Images provided by ACLU.
In the past decade of American politics, LGBTQ issues have come to the forefront of the national debate. The topic of transgender athletes participating in sports with the gender they identify with, specifically transgender women participating in women’s sports, has risen to the top of this debate due to sport’s deep roots in American culture. One side of the debate argues that athletes who were assigned as the male sex at birth but identify as female have the right to participate in women’s sports. On the other hand, some believe that to protect the fairness of women’s sports, those assigned as the male sex at birth cannot be allowed to participate.
Currently, California Assembly Bill 1266 allows transgender athletes to participate in whichever division of sport that they feel comfortable in, a policy followed in thirteen other states and Washington D.C. This law is supported by CIF (California’s high school sports governing body) policy affirming the principles in the state law. These policies have had a tangible impact on Washington’s athletics. The Washington Cross Country team has had a transgender athlete participate on their team, featured in The Mercury News. Ben Vose, Washington’s Cross Country Coach, claims this athlete, Cal, was supported at Washington: “Cal was not discriminated against on the team.” On the other hand, twenty-six states have laws either partially or fully restricting access to athletics to transgender athletes. On a national level, Americans are extremely split on this issue. In a Morning Consult poll from April 2021, 41% of Americans claimed to support high school athletes of the male sex who identify as female being able to participate in women’s athletics while 41% of Americans also claimed to oppose the same prompt. Evidently, this issue divides America as a whole, but what do Huskies have to say?

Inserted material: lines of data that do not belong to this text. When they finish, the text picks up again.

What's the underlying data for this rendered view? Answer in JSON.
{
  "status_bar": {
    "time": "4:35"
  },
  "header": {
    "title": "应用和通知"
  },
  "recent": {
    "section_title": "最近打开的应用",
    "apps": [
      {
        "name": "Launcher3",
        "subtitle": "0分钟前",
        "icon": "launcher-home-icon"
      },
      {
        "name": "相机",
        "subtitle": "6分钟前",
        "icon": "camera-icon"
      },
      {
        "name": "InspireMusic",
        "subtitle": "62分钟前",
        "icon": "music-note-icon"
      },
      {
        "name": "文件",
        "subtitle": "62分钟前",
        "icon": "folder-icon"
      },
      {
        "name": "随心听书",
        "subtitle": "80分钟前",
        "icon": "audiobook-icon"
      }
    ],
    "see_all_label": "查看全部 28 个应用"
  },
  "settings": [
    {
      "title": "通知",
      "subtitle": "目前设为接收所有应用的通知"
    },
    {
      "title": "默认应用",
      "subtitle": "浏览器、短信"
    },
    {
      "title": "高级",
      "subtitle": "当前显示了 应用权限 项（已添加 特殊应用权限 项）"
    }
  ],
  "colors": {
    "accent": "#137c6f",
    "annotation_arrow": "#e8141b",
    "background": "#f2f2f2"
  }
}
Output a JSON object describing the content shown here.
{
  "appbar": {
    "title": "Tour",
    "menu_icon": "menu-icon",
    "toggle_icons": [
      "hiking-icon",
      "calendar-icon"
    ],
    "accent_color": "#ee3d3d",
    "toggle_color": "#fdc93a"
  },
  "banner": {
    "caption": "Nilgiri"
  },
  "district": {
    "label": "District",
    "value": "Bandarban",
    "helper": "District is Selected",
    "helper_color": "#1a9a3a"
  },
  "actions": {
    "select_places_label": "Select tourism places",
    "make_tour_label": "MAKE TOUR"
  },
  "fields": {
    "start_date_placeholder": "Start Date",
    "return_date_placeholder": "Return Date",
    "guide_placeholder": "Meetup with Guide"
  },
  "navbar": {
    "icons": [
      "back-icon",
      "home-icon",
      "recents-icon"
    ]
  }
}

On one side of the debate, there are those who believe in few to no restrictions on the ability of transgender athletes to participate in the division of sport of their choosing. A common argument for this side is that if an athlete who has transitioned from male to female has reduced their levels of testosterone, there is no problem with them participating in women’s athletics, as there are women with elevated testosterone levels that are permitted to participate in women’s sports. Rhea Jain, a junior at Washington, supports the notion that transgender athletes should be able to participate in the sports they desire without the binary of “men’s” and “women’s” sports. “If someone was a trans person and was horrible at sports, no one would have a second glance, but if someone gets better, then it’s ‘all because they’re trans,’” she says. Jeremy Su, a transgender senior at Washington, argues that testosterone is just one of many pieces that makes athletes perform well. “[The concern about testosterone levels] undermines the importance of other aspects required to be good at sports,” he says. Another argument is that participation by transgender athletes is critical for their mental health and for normalizing transgender inclusiveness to the general public.
Map of US states’ stances on transgender students’ participation in public school sports. Green: laws protecting transgender athletes, yellow: some restrictions, red: restrictive laws, gray: no state guidance.
However, others believe that to protect the fairness of women’s athletics, biological men who have transitioned to female cannot be allowed to participate in women’s athletics. Washington High School’s wrestling coach, Wesley Bowls, argues that biological males simply have too dominant an advantage over biological females in athletics to be allowed to participate in women’s sports. “There are a lot of advantages that the male body has over the female body in terms of athletic performance that just doesn’t make it fair,” he says. Coach Bowls cited a dramatic increase in T-levels (a measurement of testosterone levels) in biological males over females of about 16 times, as well as the fact that the male and female bodies begin to significantly alter from each other when muscles develop during puberty. Coach Bowls also argued that transgender athletes could still participate in other co-ed leagues that exist, meaning they wouldn’t have to be left out of sports just for being transgender.
It appears that like the general public, Huskies have many opinions regarding the eligibility of transgender athletes in sports. Overall, however, most believe transgender athletes have the right to participate; they are just arguing about the extent to which they can.
Trinidad Hellman is a junior at Washington High School who was born in Fremont, California. This is his first year as a reporter for the Hatchet. He is interested in both domestic and international political issues as well as the economy. Trinidad is a varsity runner for Washington’s cross country and track team, president of Washington’s Martial Arts Club, head of outreach for the robotics non-profit “We Love Pi”, and the outreach officer for Washington’s Student’s for Change club. His hobbies include flying drones and building computers. Trinidad hopes to major in international relations and subsequently go to law school.